San Francisco’s immigrant sanctuary policies played a “substantial” role in the slayings of a father and two of his sons by allowing city officials to shield the alleged killer from deportation, despite his violent history, according to a legal claim filed Friday on behalf of the victims’ family.
The claim is likely to be followed by a wrongful death lawsuit in which the family of Tony Bologna and his sons could seek millions of dollars from the city.
Bologna, 48, and his sons Michael, 20, and Matthew, 16, were shot to death on a street in the Excelsior district June 22. Edwin Ramos, 21, of El Sobrante, who authorities say is a member of a street gang, has been charged with three counts of murder.
The Chronicle reported that officials with the Juvenile Probation Department, relying on their interpretation of San Francisco’s sanctuary city ordinance, had not referred Ramos to federal immigration authorities for possible deportation. The ordinance bars city officials from cooperating with federal crackdowns on illegal immigrants.
After other Chronicle stories on the city’s practices appeared, however, City Attorney Dennis Herrera’s office reiterated a 1994 legal opinion that nothing in the law prevented the city from handing over juveniles to federal immigration authorities, if the minors have committed felonies.
The city attorney has 45 days to respond to the Bologna family’s claim. The city typically rejects such claims, after which plaintiffs are free to file suit.
The claim says the city knew that Ramos was an illegal immigrant and was part of a gang, the Mara Salvatrucha (MS-13), that attacked Latinos and African American men who were not members of the gang.

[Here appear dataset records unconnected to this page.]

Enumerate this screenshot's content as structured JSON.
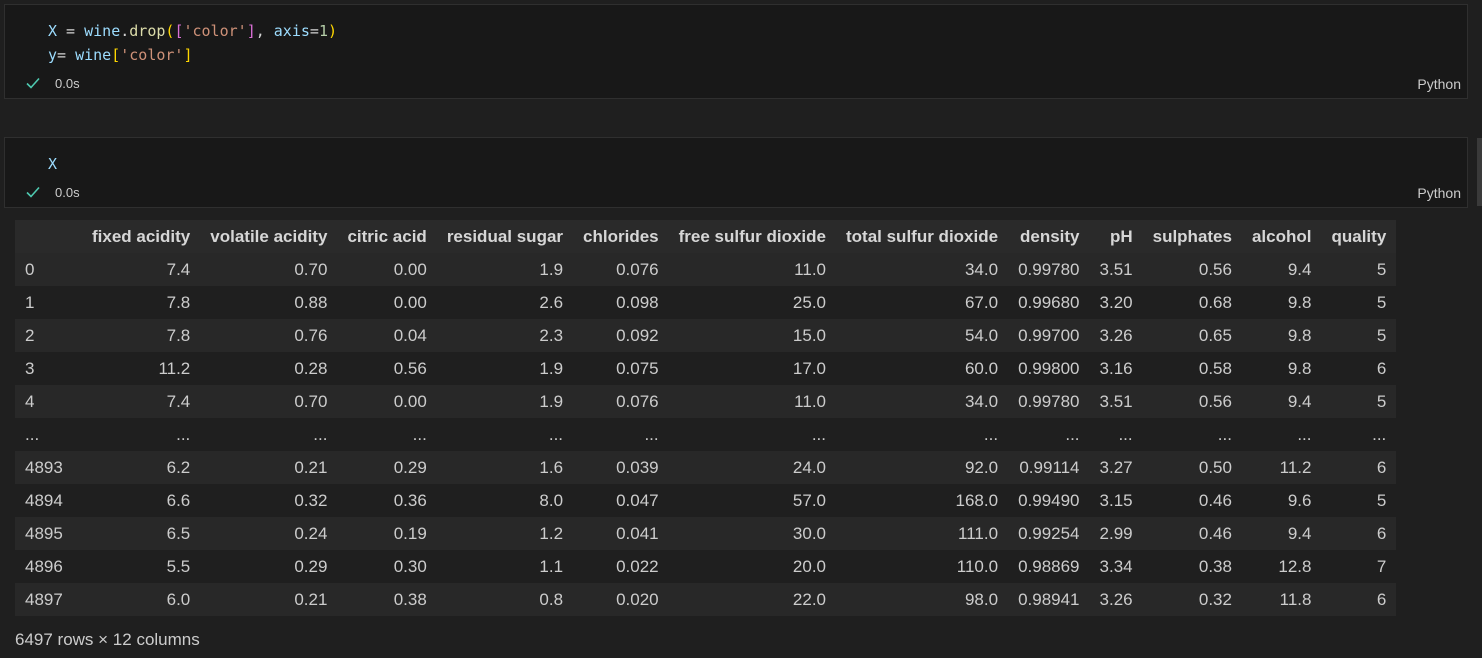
{
  "cells": [
    {
      "code_lines": [
        [
          {
            "t": "X",
            "c": "var"
          },
          {
            "t": " = ",
            "c": "op"
          },
          {
            "t": "wine",
            "c": "var"
          },
          {
            "t": ".",
            "c": "op"
          },
          {
            "t": "drop",
            "c": "fn"
          },
          {
            "t": "(",
            "c": "br1"
          },
          {
            "t": "[",
            "c": "br2"
          },
          {
            "t": "'color'",
            "c": "str"
          },
          {
            "t": "]",
            "c": "br2"
          },
          {
            "t": ", ",
            "c": "op"
          },
          {
            "t": "axis",
            "c": "kw"
          },
          {
            "t": "=",
            "c": "op"
          },
          {
            "t": "1",
            "c": "num"
          },
          {
            "t": ")",
            "c": "br1"
          }
        ],
        [
          {
            "t": "y",
            "c": "var"
          },
          {
            "t": "= ",
            "c": "op"
          },
          {
            "t": "wine",
            "c": "var"
          },
          {
            "t": "[",
            "c": "br1"
          },
          {
            "t": "'color'",
            "c": "str"
          },
          {
            "t": "]",
            "c": "br1"
          }
        ]
      ],
      "exec_time": "0.0s",
      "language": "Python"
    },
    {
      "code_lines": [
        [
          {
            "t": "X",
            "c": "var"
          }
        ]
      ],
      "exec_time": "0.0s",
      "language": "Python"
    }
  ],
  "status_icon": "check-icon",
  "colors": {
    "check": "#4ec9b0",
    "background": "#1f1f1f",
    "cell_background": "#181818"
  },
  "table": {
    "columns": [
      "",
      "fixed acidity",
      "volatile acidity",
      "citric acid",
      "residual sugar",
      "chlorides",
      "free sulfur dioxide",
      "total sulfur dioxide",
      "density",
      "pH",
      "sulphates",
      "alcohol",
      "quality"
    ],
    "rows": [
      [
        "0",
        "7.4",
        "0.70",
        "0.00",
        "1.9",
        "0.076",
        "11.0",
        "34.0",
        "0.99780",
        "3.51",
        "0.56",
        "9.4",
        "5"
      ],
      [
        "1",
        "7.8",
        "0.88",
        "0.00",
        "2.6",
        "0.098",
        "25.0",
        "67.0",
        "0.99680",
        "3.20",
        "0.68",
        "9.8",
        "5"
      ],
      [
        "2",
        "7.8",
        "0.76",
        "0.04",
        "2.3",
        "0.092",
        "15.0",
        "54.0",
        "0.99700",
        "3.26",
        "0.65",
        "9.8",
        "5"
      ],
      [
        "3",
        "11.2",
        "0.28",
        "0.56",
        "1.9",
        "0.075",
        "17.0",
        "60.0",
        "0.99800",
        "3.16",
        "0.58",
        "9.8",
        "6"
      ],
      [
        "4",
        "7.4",
        "0.70",
        "0.00",
        "1.9",
        "0.076",
        "11.0",
        "34.0",
        "0.99780",
        "3.51",
        "0.56",
        "9.4",
        "5"
      ],
      [
        "...",
        "...",
        "...",
        "...",
        "...",
        "...",
        "...",
        "...",
        "...",
        "...",
        "...",
        "...",
        "..."
      ],
      [
        "4893",
        "6.2",
        "0.21",
        "0.29",
        "1.6",
        "0.039",
        "24.0",
        "92.0",
        "0.99114",
        "3.27",
        "0.50",
        "11.2",
        "6"
      ],
      [
        "4894",
        "6.6",
        "0.32",
        "0.36",
        "8.0",
        "0.047",
        "57.0",
        "168.0",
        "0.99490",
        "3.15",
        "0.46",
        "9.6",
        "5"
      ],
      [
        "4895",
        "6.5",
        "0.24",
        "0.19",
        "1.2",
        "0.041",
        "30.0",
        "111.0",
        "0.99254",
        "2.99",
        "0.46",
        "9.4",
        "6"
      ],
      [
        "4896",
        "5.5",
        "0.29",
        "0.30",
        "1.1",
        "0.022",
        "20.0",
        "110.0",
        "0.98869",
        "3.34",
        "0.38",
        "12.8",
        "7"
      ],
      [
        "4897",
        "6.0",
        "0.21",
        "0.38",
        "0.8",
        "0.020",
        "22.0",
        "98.0",
        "0.98941",
        "3.26",
        "0.32",
        "11.8",
        "6"
      ]
    ],
    "shape_text": "6497 rows × 12 columns"
  }
}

Police have theorized that Ramos shot the Bolognas because he mistook them for rival gang members. The father and his sons were shot in their car as they returned home from a Sunday afternoon family barbecue.
The Bolognas’ claim asserts that the city knew that federal Immigration and Customs Enforcement officials were targeting illegal immigrant gang members for removal from the United States and would have sought to deport Ramos immediately had they known of his juvenile record.

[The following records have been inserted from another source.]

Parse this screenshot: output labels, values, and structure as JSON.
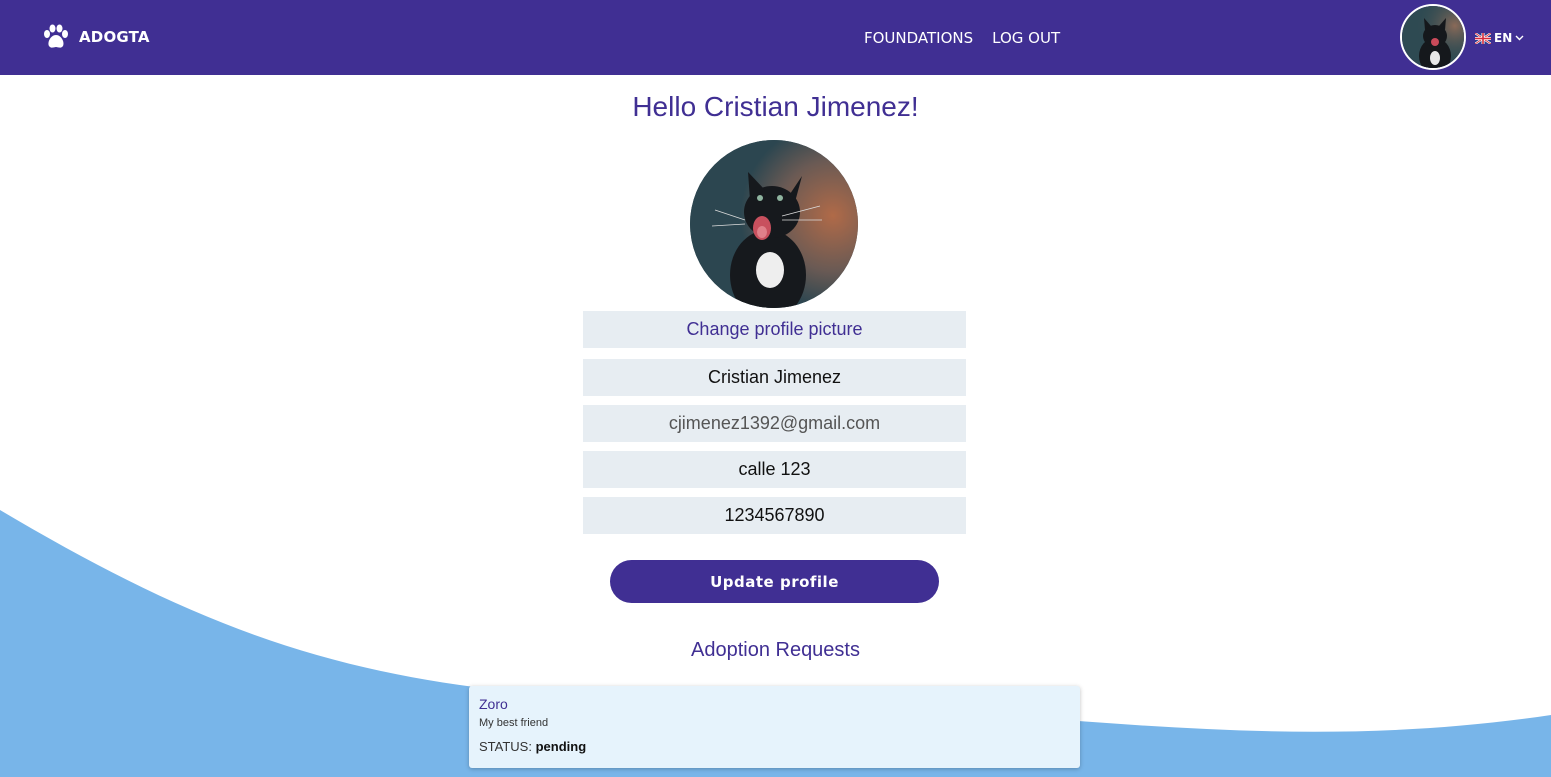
{
  "header": {
    "brand": "ADOGTA",
    "nav": [
      {
        "label": "FOUNDATIONS"
      },
      {
        "label": "LOG OUT"
      }
    ],
    "language": "EN"
  },
  "profile": {
    "greeting": "Hello Cristian Jimenez!",
    "change_picture": "Change profile picture",
    "name": "Cristian Jimenez",
    "email": "cjimenez1392@gmail.com",
    "address": "calle 123",
    "phone": "1234567890",
    "update_label": "Update profile"
  },
  "adoption_requests": {
    "title": "Adoption Requests",
    "items": [
      {
        "pet_name": "Zoro",
        "description": "My best friend",
        "status_label": "STATUS:",
        "status": "pending"
      }
    ]
  },
  "colors": {
    "primary": "#402f93",
    "wave": "#78b5e9",
    "field_bg": "#e7edf2",
    "card_bg": "#e6f3fc"
  }
}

The claim places blame on the city’s Juvenile Probation Department for adopting “official and unofficial policies” that amounted to unlawfully harboring illegal immigrants who committed violent crimes.

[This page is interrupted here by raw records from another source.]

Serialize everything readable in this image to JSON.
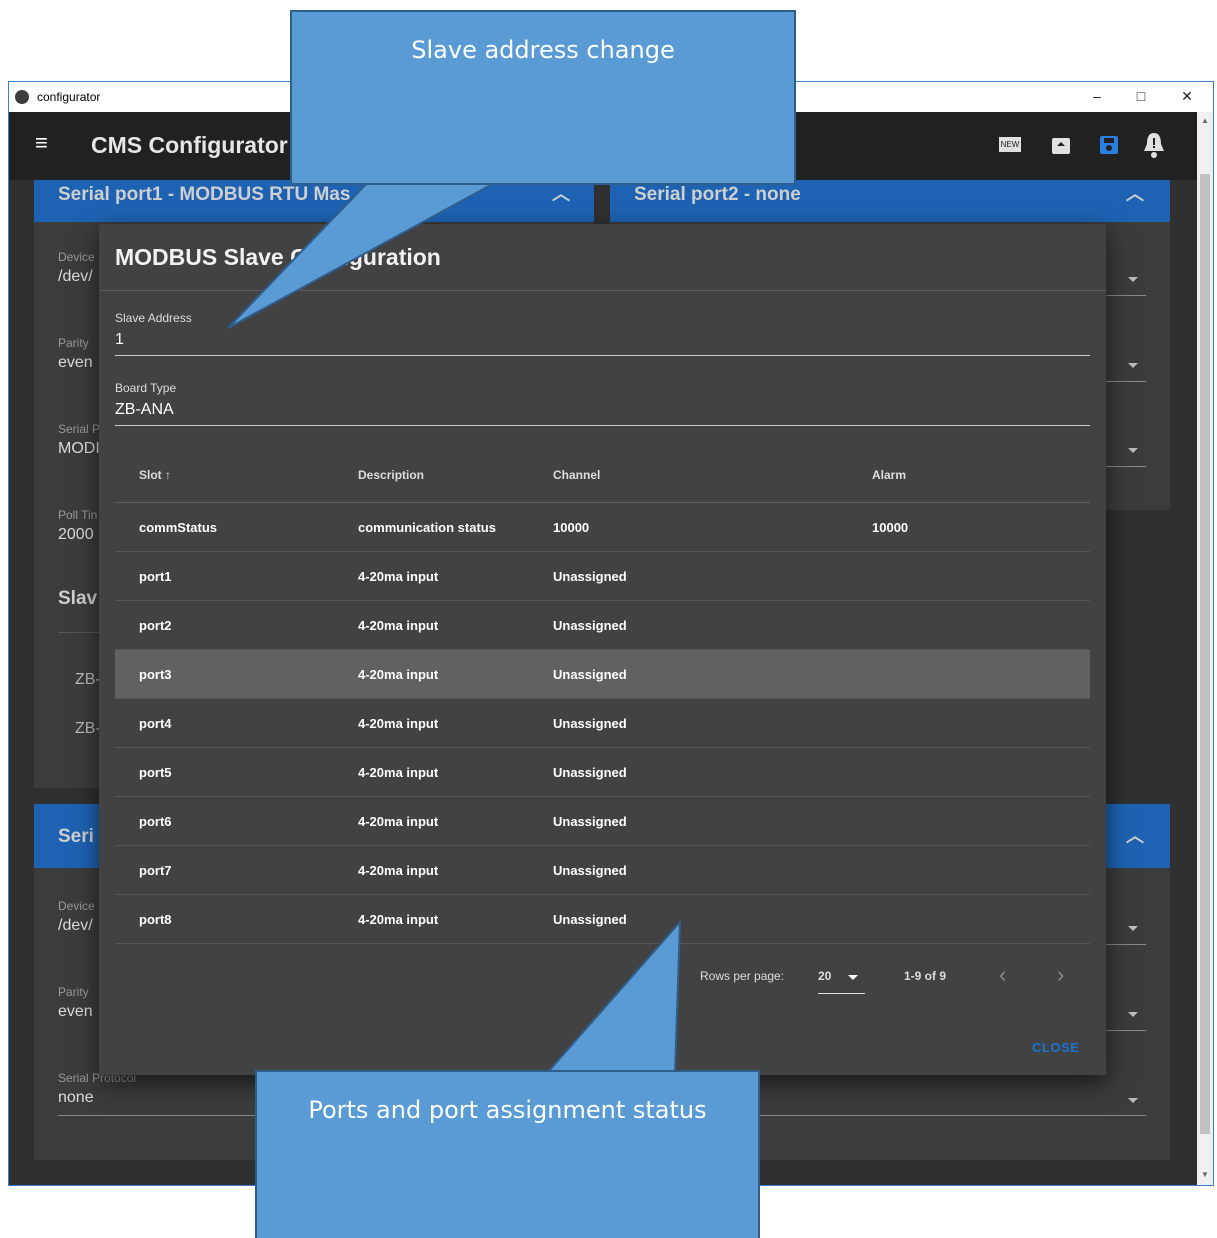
{
  "window": {
    "title": "configurator",
    "controls": {
      "minimize": "–",
      "maximize": "□",
      "close": "✕"
    }
  },
  "appbar": {
    "menu_icon": "≡",
    "title": "CMS Configurator",
    "actions": [
      {
        "icon": "new-icon",
        "label": "NEW"
      },
      {
        "icon": "archive-icon"
      },
      {
        "icon": "save-icon"
      },
      {
        "icon": "bell-alert-icon"
      }
    ]
  },
  "background": {
    "port1_header": "Serial port1 - MODBUS RTU Mas",
    "port2_header": "Serial port2 - none",
    "port1_fields": [
      {
        "label": "Device",
        "value": "/dev/"
      },
      {
        "label": "Parity",
        "value": "even"
      },
      {
        "label": "Serial P",
        "value": "MODI"
      },
      {
        "label": "Poll Tin",
        "value": "2000"
      }
    ],
    "slaves_heading": "Slav",
    "slave_items": [
      "ZB-",
      "ZB-"
    ],
    "port3_header": "Seri",
    "port3_fields": [
      {
        "label": "Device",
        "value": "/dev/"
      },
      {
        "label": "Parity",
        "value": "even"
      },
      {
        "label": "Serial Protocol",
        "value": "none"
      }
    ]
  },
  "dialog": {
    "title": "MODBUS Slave Configuration",
    "slave_address": {
      "label": "Slave Address",
      "value": "1"
    },
    "board_type": {
      "label": "Board Type",
      "value": "ZB-ANA"
    },
    "table": {
      "headers": [
        "Slot ↑",
        "Description",
        "Channel",
        "Alarm"
      ],
      "rows": [
        [
          "commStatus",
          "communication status",
          "10000",
          "10000"
        ],
        [
          "port1",
          "4-20ma input",
          "Unassigned",
          ""
        ],
        [
          "port2",
          "4-20ma input",
          "Unassigned",
          ""
        ],
        [
          "port3",
          "4-20ma input",
          "Unassigned",
          ""
        ],
        [
          "port4",
          "4-20ma input",
          "Unassigned",
          ""
        ],
        [
          "port5",
          "4-20ma input",
          "Unassigned",
          ""
        ],
        [
          "port6",
          "4-20ma input",
          "Unassigned",
          ""
        ],
        [
          "port7",
          "4-20ma input",
          "Unassigned",
          ""
        ],
        [
          "port8",
          "4-20ma input",
          "Unassigned",
          ""
        ]
      ],
      "selected_row": 3
    },
    "pagination": {
      "rows_per_page_label": "Rows per page:",
      "rows_per_page_value": "20",
      "range": "1-9 of 9",
      "prev": "‹",
      "next": "›"
    },
    "close_label": "CLOSE"
  },
  "callouts": {
    "top": "Slave address change",
    "bottom": "Ports and port assignment status"
  },
  "colors": {
    "accent": "#1e63b3",
    "callout": "#5b9bd5",
    "dialog_bg": "#424242",
    "selected_row": "#616161"
  }
}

[Editors Note: More on this case and San Francisco’s “sanctuary” policy can be read here.]